Unvented propane or natural gas-fired space heaters shall be prohibited in bedrooms and bathrooms. Space heaters shall be properly sized for the room or space of installation, but shall not exceed a maximum of 40,000 BTU input per room or space. In occupancies with an unvented propane or natural gas-fired space heater, at least one listed carbon monoxide detector shall be installed and maintained in any room or space where said heater has been installed in accordance with the manufacturers instructions. Any building wherein said heater is to be installed shall, as a precondition to such installation, have working smoke detectors installed and maintained in accordance with the requirements of 780 CMR (State Board of Building Regulations and Standards) in effect at the time of construction or if no said requirement was in effect at the time of construction, installed as provided for in M.G.L.c. 148, §26E. In rooms and buildings served by an unvented propane or natural gas-fired space heater, a primary source of heat, which is operable, shall be permanently installed and maintained in said building in accordance with 105 CMR (Department of Public Health). Sellers of unvented propane or natural gas-fired space heaters shall provide to each purchaser a copy of 527 CMR 30.00 upon sale of the unit.

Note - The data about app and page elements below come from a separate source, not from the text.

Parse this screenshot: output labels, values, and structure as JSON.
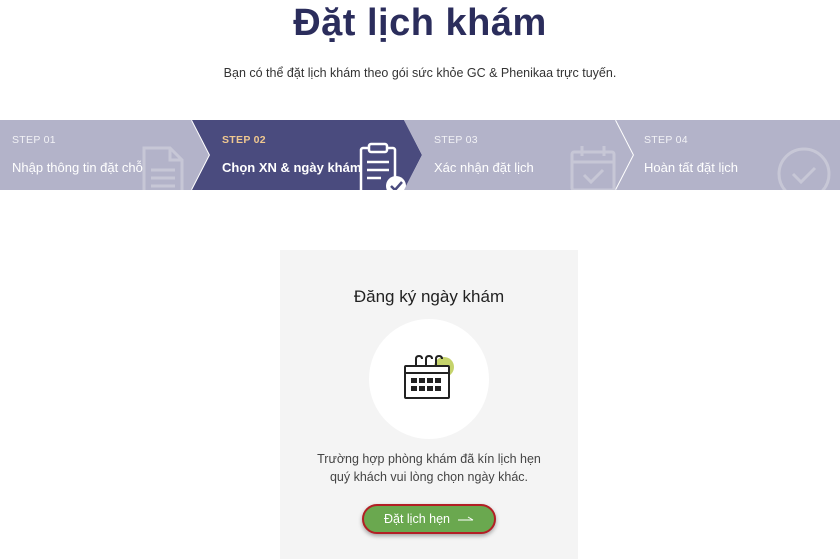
{
  "page": {
    "title": "Đặt lịch khám",
    "subtitle": "Bạn có thể đặt lịch khám theo gói sức khỏe GC & Phenikaa trực tuyến."
  },
  "steps": [
    {
      "number": "STEP 01",
      "label": "Nhập thông tin đặt chỗ",
      "icon": "document-icon",
      "active": false
    },
    {
      "number": "STEP 02",
      "label": "Chọn XN & ngày khám",
      "icon": "clipboard-check-icon",
      "active": true
    },
    {
      "number": "STEP 03",
      "label": "Xác nhận đặt lịch",
      "icon": "calendar-check-icon",
      "active": false
    },
    {
      "number": "STEP 04",
      "label": "Hoàn tất đặt lịch",
      "icon": "check-circle-icon",
      "active": false
    }
  ],
  "card": {
    "title": "Đăng ký ngày khám",
    "icon": "calendar-icon",
    "note_line1": "Trường hợp phòng khám đã kín lịch hẹn",
    "note_line2": "quý khách vui lòng chọn ngày khác.",
    "button_label": "Đặt lịch hẹn",
    "button_icon": "arrow-right-icon"
  },
  "colors": {
    "title": "#2b2d5c",
    "step_inactive": "#b3b3c9",
    "step_active": "#4a4b7e",
    "button": "#6aa84f",
    "button_border": "#b21f24",
    "calendar_accent": "#c5d36b"
  }
}
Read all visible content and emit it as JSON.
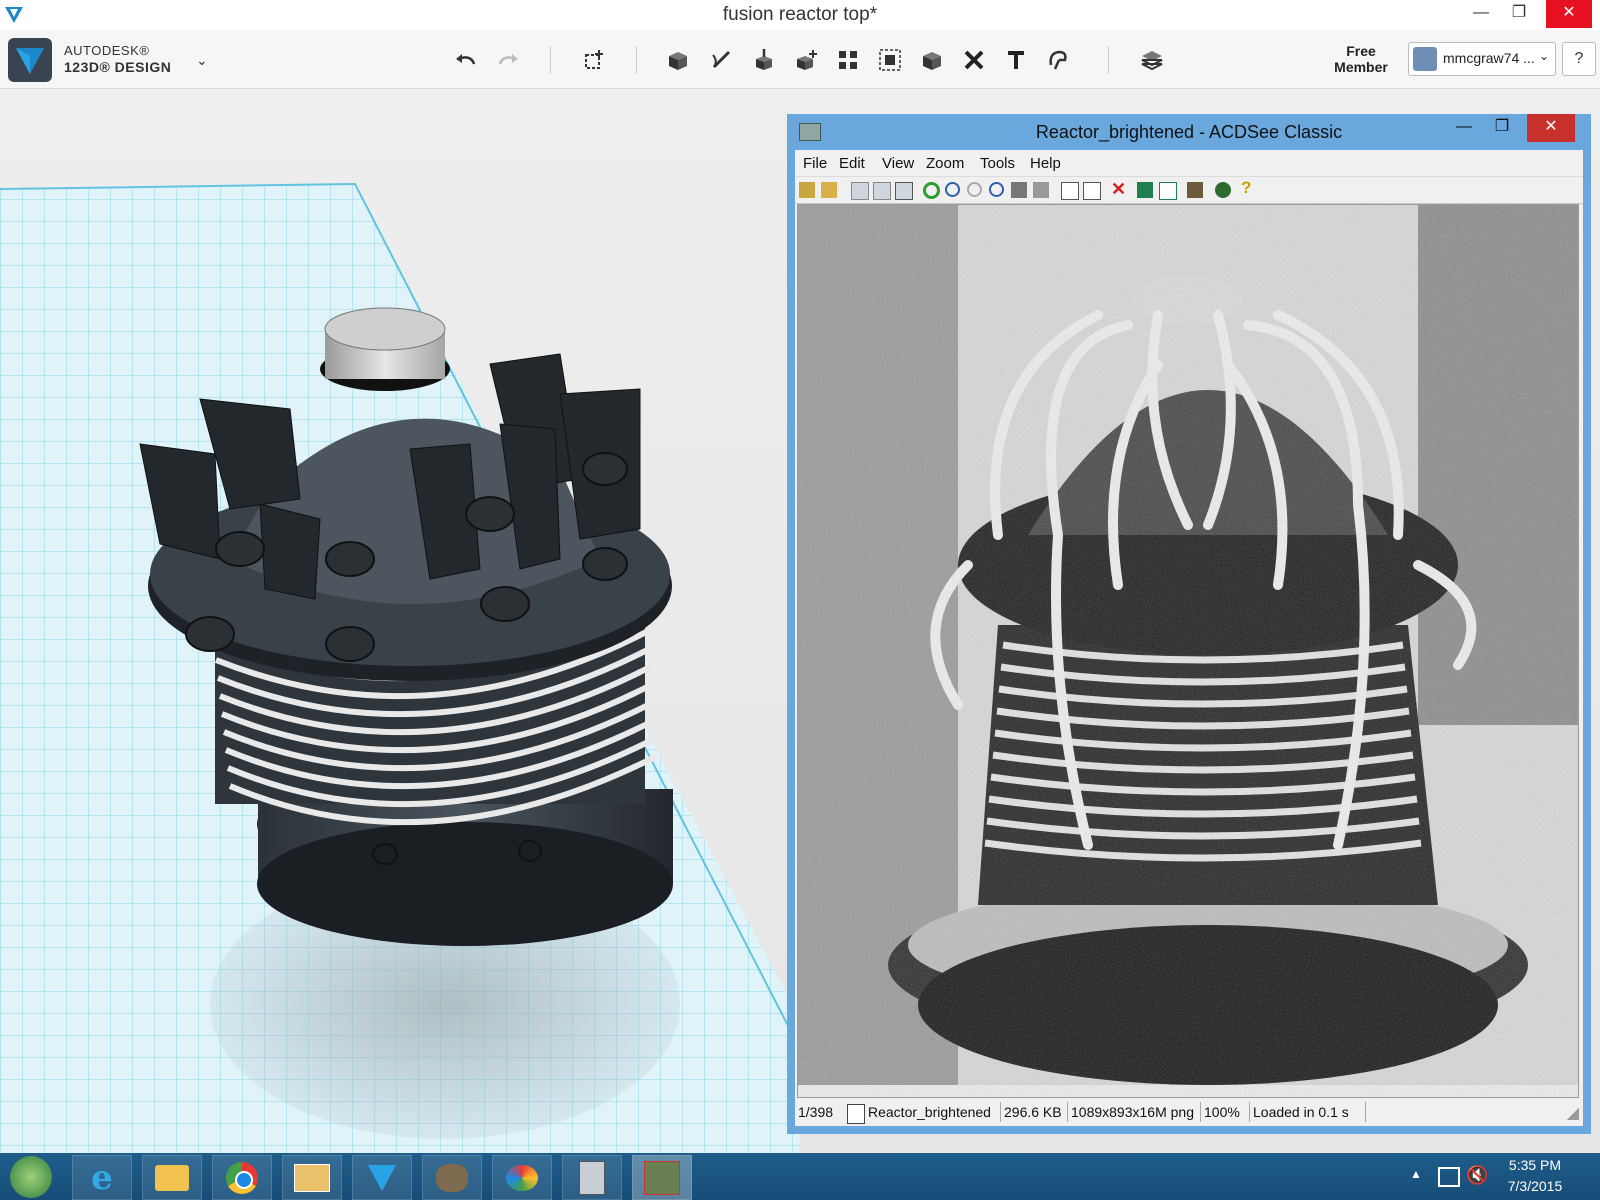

Maintenance and Operation. The maintenance and operation of unvented propane or natural gas-fired space heaters shall be in accordance with the manufacturer's instructions. The manufacturer's instructions shall be left with the appliance and made available for any public official. Any malfunction of an unvented space heater shall forthwith be reported by the owner to the head of the local fire department.
UNVENTED FIREPLACE COMMENTS:
: The use of un-vented gas fireplaces or heaters should be discouraged due to the possible negative effects of their operation in a cold climate.
: The potential for introducing unwanted carbon monoxide into the living area is certainly a disincentive to having these appliances in the home, but the addition of a large amount of moisture to the indoor air is an absolute certainty.
: Excess moisture can condense on windows or, even worse, it can be driven by positive pressures inside the house into attics and wall cavities where it can condense and allow mold and rot to develop.
04-17-2008, 03:25 PM #3
Re: Hearth Extension
I see alot of these and alway recommend installing a CO detector. The builders love them because they dont have to deal with a flue or chimney. This was the first time I have come across one without a hearth. I told my client " say the fireplace is lit and your young daughter threw her Barbie into the fireplace, it rolls out on fire onto your nice wood flooring "
04-17-2008, 04:17 PM #4
Re: Hearth ExtensionIt Might have Choked Artie But it ain't gone'a choke Stymie! Our Gang " The Pooch " (1932)
Billy J. Stephens HI Service Memphis TN.
04-17-2008, 06:13 PM #5
Re: Hearth Extension
If it is a set of ventfree gas logs, then they must be installed into a code compliant fireplace, which includes a proper hearth extension. If it is a ventfree fireplace, then the listed instructions apply.
FYI, your typical UL listed CO alarm is a piece of junk. The UL std. is not tough enough and these units are very unreliable.
Recommend either the CO Experts or NSI 3000 low level CO monitors.
Keep the fire in the fireplace.